The Ukrainian Language in the Temporarily Occupied Territories (2014–October 2022)


  • Michael Moser



Russian war in Ukraine, Ukrainian language, Russian language, language policy, Crimea

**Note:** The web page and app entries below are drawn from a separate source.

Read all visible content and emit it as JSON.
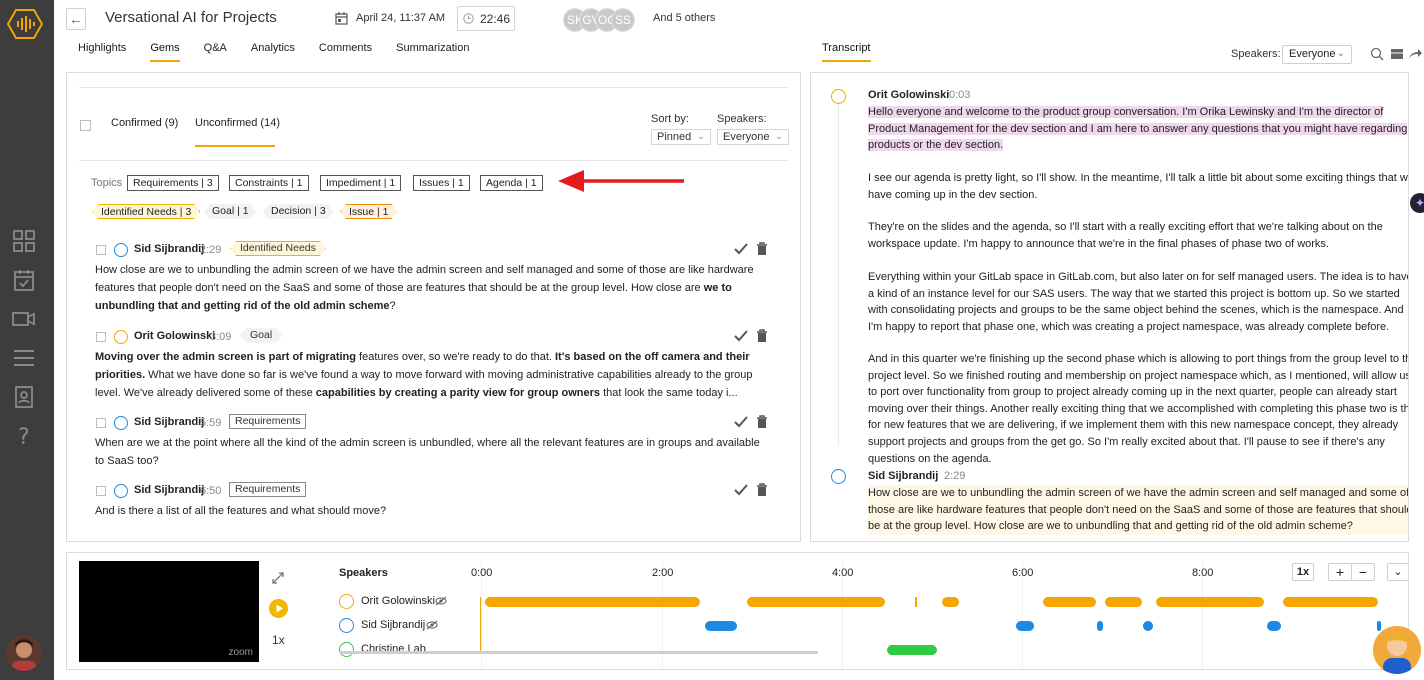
{
  "header": {
    "title": "Versational AI for Projects",
    "date": "April 24, 11:37 AM",
    "duration": "22:46",
    "participants": [
      "SK",
      "GV",
      "OC",
      "SS"
    ],
    "others": "And 5 others"
  },
  "tabs": [
    "Highlights",
    "Gems",
    "Q&A",
    "Analytics",
    "Comments",
    "Summarization"
  ],
  "transcript_header": {
    "tab": "Transcript",
    "speakers_label": "Speakers:",
    "speakers_value": "Everyone"
  },
  "gems_panel": {
    "confirmed": "Confirmed (9)",
    "unconfirmed": "Unconfirmed (14)",
    "sort_label": "Sort by:",
    "sort_value": "Pinned",
    "speakers_label": "Speakers:",
    "speakers_value": "Everyone",
    "topics_label": "Topics",
    "topics": [
      "Requirements | 3",
      "Constraints | 1",
      "Impediment | 1",
      "Issues | 1",
      "Agenda | 1"
    ],
    "tags": [
      "Identified Needs | 3",
      "Goal | 1",
      "Decision | 3",
      "Issue | 1"
    ],
    "gems": [
      {
        "speaker": "Sid Sijbrandij",
        "time": "2:29",
        "tag": "Identified Needs",
        "text_a": "How close are we to unbundling the admin screen of we have the admin screen and self managed and some of those are like hardware features that people don't need on the SaaS and some of those are features that should be at the group level. How close are ",
        "text_b": "we to unbundling that and getting rid of the old admin scheme",
        "text_c": "?"
      },
      {
        "speaker": "Orit Golowinski",
        "time": "3:09",
        "tag": "Goal",
        "text_a": "Moving over the admin screen is part of migrating",
        "text_b": " features over, so we're ready to do that. ",
        "text_c": "It's based on the off camera and their priorities.",
        "text_d": " What we have done so far is we've found a way to move forward with moving administrative capabilities already to the group level. We've already delivered some of these ",
        "text_e": "capabilities by creating a parity view for group owners",
        "text_f": " that look the same today i..."
      },
      {
        "speaker": "Sid Sijbrandij",
        "time": "5:59",
        "tag": "Requirements",
        "text": "When are we at the point where all the kind of the admin screen is unbundled, where all the relevant features are in groups and available to SaaS too?"
      },
      {
        "speaker": "Sid Sijbrandij",
        "time": "6:50",
        "tag": "Requirements",
        "text": "And is there a list of all the features and what should move?"
      }
    ]
  },
  "transcript": [
    {
      "speaker": "Orit Golowinski",
      "time": "0:03",
      "highlight": "Hello everyone and welcome to the product group conversation. I'm Orika Lewinsky and I'm the director of Product Management for the dev section and I am here to answer any questions that you might have regarding products or the dev section.",
      "paragraphs": [
        "I see our agenda is pretty light, so I'll show. In the meantime, I'll talk a little bit about some exciting things that we have coming up in the dev section.",
        "They're on the slides and the agenda, so I'll start with a really exciting effort that we're talking about on the workspace update. I'm happy to announce that we're in the final phases of phase two of works.",
        "Everything within your GitLab space in GitLab.com, but also later on for self managed users. The idea is to have a kind of an instance level for our SAS users. The way that we started this project is bottom up. So we started with consolidating projects and groups to be the same object behind the scenes, which is the namespace. And I'm happy to report that phase one, which was creating a project namespace, was already complete before.",
        "And in this quarter we're finishing up the second phase which is allowing to port things from the group level to the project level. So we finished routing and membership on project namespace which, as I mentioned, will allow us to port over functionality from group to project already coming up in the next quarter, people can already start moving over their things. Another really exciting thing that we accomplished with completing this phase two is that for new features that we are delivering, if we implement them with this new namespace concept, they already support projects and groups from the get go. So I'm really excited about that. I'll pause to see if there's any questions on the agenda."
      ]
    },
    {
      "speaker": "Sid Sijbrandij",
      "time": "2:29",
      "highlight": "How close are we to unbundling the admin screen of we have the admin screen and self managed and some of those are like hardware features that people don't need on the SaaS and some of those are features that should be at the group level. How close are we to unbundling that and getting rid of the old admin scheme?"
    }
  ],
  "player": {
    "speakers_heading": "Speakers",
    "speakers": [
      "Orit Golowinski",
      "Sid Sijbrandij",
      "Christine Lab"
    ],
    "axis": [
      "0:00",
      "2:00",
      "4:00",
      "6:00",
      "8:00"
    ],
    "speed": "1x",
    "zoom_label": "zoom",
    "speed_ctrl": "1x",
    "plus": "+",
    "minus": "−"
  },
  "colors": {
    "accent": "#f0a500",
    "orit": "#f5a700",
    "sid": "#1e88e5",
    "christine": "#2ecc40",
    "rail": "#3d3d3d"
  }
}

The protection of the Russian language and Russian “compatriots” has been a major issue of Russian political discourse for years. According to Russian official announcements, it was even a major reason for Russian war activities in Ukraine. In 2014, the Russian Federation introduced its language policy in Crimea and began to control the language policy of Donetsk and Luhansk “People’s Republics.” Both Russian and Ukrainian, as well as other languages, have been affected by these measures. Since 24 February 2022, Russian language policy has entered new temporarily occupied territories. Although Ukrainian has occasionally been declared a “state language” in Crimea, in DNR and LNR and then either been deprived of this status (LNR, DNR) or not (Crimea) it has never actually played this role. On the contrary, it has gradually been removed from the public sphere. Announcements regarding the language policy in recently occupied territories have been contradictory for months. Generally, Russian political discourse regarding the Ukrainian language is still based on traditional double-bind strategies. Official “appreciation for the Ukrainian language” is notoriously accompanied with narratives about the “artificiality” of the Ukrainian language, its “uselessness,” and even its virtually inherent “Nazi ideology.” At present, new textbooks of “the classical Ukrainian language” are allegedly being prepared in the Russian Federation. Historians of the Ukrainian language are curious how this unheard-of language might be designed.